You might also want to consider adding a drop or two of lavender oil to the mix; like ACV it has antimicrobial properties, and a 2016 animal study showed it capable of increasing the number of hair follicles in female mice.

Is It Useful for Weight Loss?

A number of human studies bear out the claims that apple cider vinegar can help with weight loss, mainly by increasing satiety. In one study by Arizona State University’s Department of Nutrition, those who consumed ACV with meals ate on average 200-275 calories less per day.

The results dovetailed with data from the Lund University in Sweden, showing that consumption of 30ml of ACV not only improved blood sugar and insulin but prolonged the state of feeling full in healthy adults.

In a third study, published in the journal Bioscience, Biotechnology and Biochemistry, apple cider vinegar intake correlated with a reduction in body weight, body fat mass and serum triglyceride levels in obese Japanese subjects. Participants taking 15ml of ACV per day enjoyed all these benefits, though those taking 30ml enjoyed greater reductions in subcutaneous fat.

“Energy intake, meal content and physical activity did not differ among the three groups throughout the test period. Therefore, vinegar intake was considered to decrease the BMI of obese subjects via a reduction in body fat mass, regardless of the type of adipose tissue,” noted the researchers.

You may choose to gulp a tablespoon before your main meal, although it is most commonly added to warm water and drunk. Raw honey makes an appealing natural sweetener for those who can’t abide the powerful (some say unpleasant) taste.

The important thing to remember is that you must take ACV consistently to enjoy the weight loss benefits: that means months rather than weeks. Still, there are so many advantages to incorporating apple cider vinegar into your wellness plan, and the majority of them will be noticeable before any reduction in fat.

What About Heart Disease Risk?

It may not be the most well-documented benefit, but apple cider vinegar can help to lower cholesterol thanks to the presence of pectin, a complex carbohydrate and soluble fibre found in apples.

Low-Density Lipoprotein (LDL), the so-called bad cholesterol, binds itself to pectin and is eliminated from the body as waste. The antioxidant chlorogenic acid also protects LDL cholesterol particles which hang around from becoming oxidised, a vital step in hampering the heart disease process.

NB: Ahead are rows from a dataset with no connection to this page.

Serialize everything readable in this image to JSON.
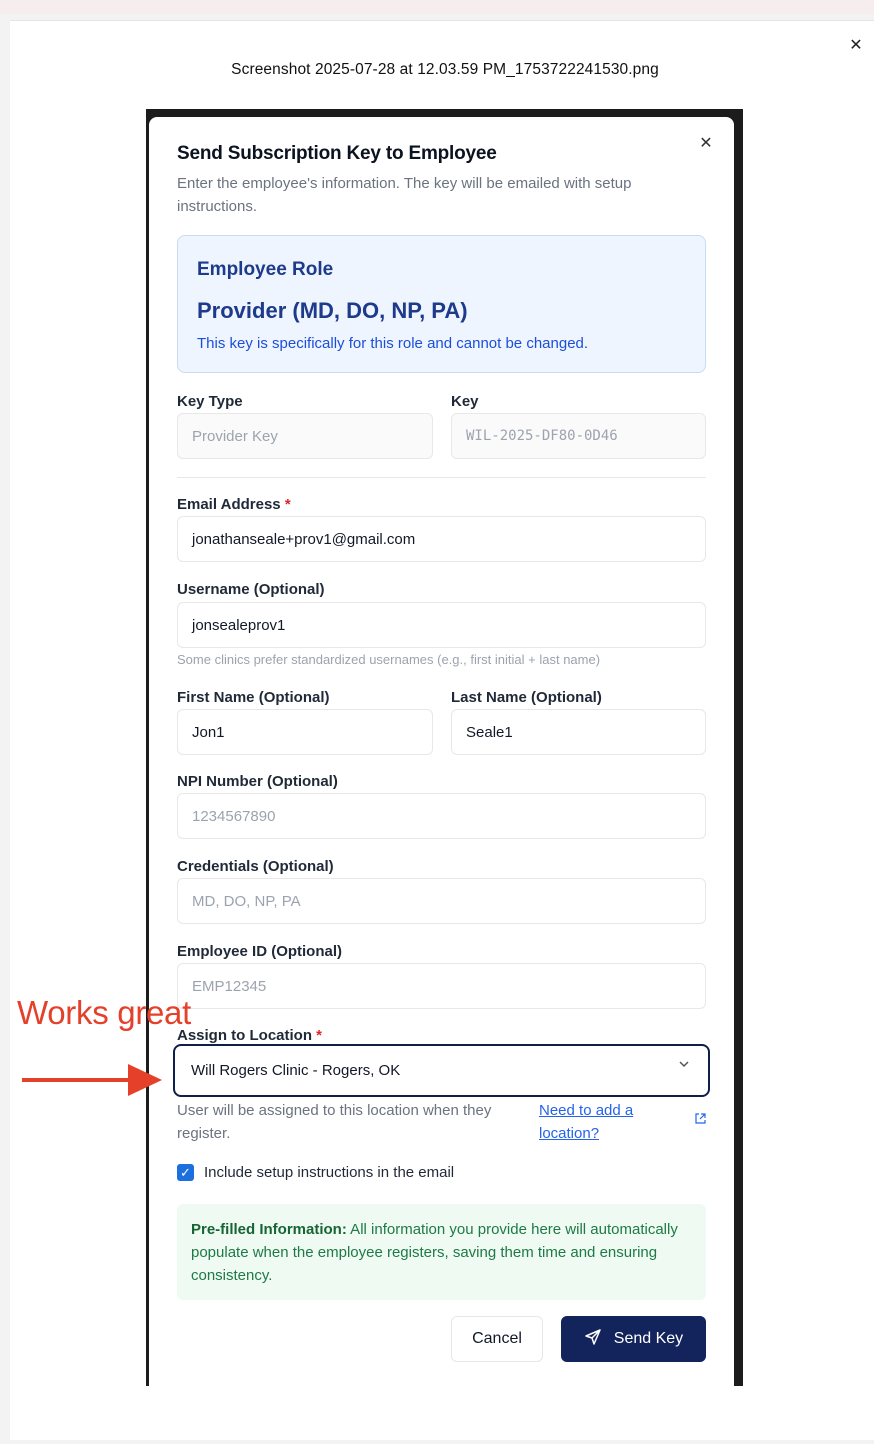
{
  "viewer": {
    "file_name": "Screenshot 2025-07-28 at 12.03.59 PM_1753722241530.png",
    "close_icon": "close-icon"
  },
  "dialog": {
    "title": "Send Subscription Key to Employee",
    "description": "Enter the employee's information. The key will be emailed with setup instructions.",
    "close_icon": "close-icon"
  },
  "role": {
    "label": "Employee Role",
    "value": "Provider (MD, DO, NP, PA)",
    "note": "This key is specifically for this role and cannot be changed."
  },
  "key_type": {
    "label": "Key Type",
    "value": "Provider Key"
  },
  "key": {
    "label": "Key",
    "value": "WIL-2025-DF80-0D46"
  },
  "email": {
    "label": "Email Address",
    "required_mark": "*",
    "value": "jonathanseale+prov1@gmail.com"
  },
  "username": {
    "label": "Username (Optional)",
    "value": "jonsealeprov1",
    "hint": "Some clinics prefer standardized usernames (e.g., first initial + last name)"
  },
  "first_name": {
    "label": "First Name (Optional)",
    "value": "Jon1"
  },
  "last_name": {
    "label": "Last Name (Optional)",
    "value": "Seale1"
  },
  "npi": {
    "label": "NPI Number (Optional)",
    "placeholder": "1234567890"
  },
  "credentials": {
    "label": "Credentials (Optional)",
    "placeholder": "MD, DO, NP, PA"
  },
  "employee_id": {
    "label": "Employee ID (Optional)",
    "placeholder": "EMP12345"
  },
  "location": {
    "label": "Assign to Location",
    "required_mark": "*",
    "selected": "Will Rogers Clinic - Rogers, OK",
    "help_line1": "User will be assigned to this location when they",
    "help_line2": "register.",
    "link_line1": "Need to add a",
    "link_line2": "location?",
    "link_icon": "external-link-icon"
  },
  "setup_instructions": {
    "label": "Include setup instructions in the email",
    "checked": true
  },
  "info": {
    "title": "Pre-filled Information:",
    "body": " All information you provide here will automatically populate when the employee registers, saving them time and ensuring consistency."
  },
  "actions": {
    "cancel": "Cancel",
    "send": "Send Key",
    "send_icon": "send-icon"
  },
  "annotation": {
    "text": "Works great",
    "color": "#e5402a"
  }
}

Furthermore, mice studies have shown that the acetic acid in ACV is useful in reducing serum cholesterol and triglycerides, and as mentioned, human studies prove that drinking apple cider vinegar along with high-carb meals can increase the ‘fullness’ feeling and reduce the number of calories you eat for the rest of the day.

Given that body weight is a risk factor for cardiovascular disease, this only strengthens the claims that ACV helps in this area.

Along with a good-quality fish oil, consuming apple cider vinegar is a recommended step towards protecting your heart.

Conclusion
When applying ACV to the skin, blend with water, honey, natural juice or even a pinch of baking soda, to minimise irritation.

It’s certainly not a panacea, but there is enough evidence to support the purported benefits of apple cider vinegar for skin, hair, digestion, diabetes, heartburn, weight loss and more.

Just remember to use raw, unfiltered apple cider vinegar. Employ it as a flavouring in food, mix it with water, honey or even olive oil (such as in a healthy salad dressing) or apply topically to the skin where relevant.

If you’re after a good-quality apple cider vinegar, incidentally, give Organic Four Thieves a try. This wholesome organic ACV contains the coveted mother and is infused with a number of specially-chosen plant extracts.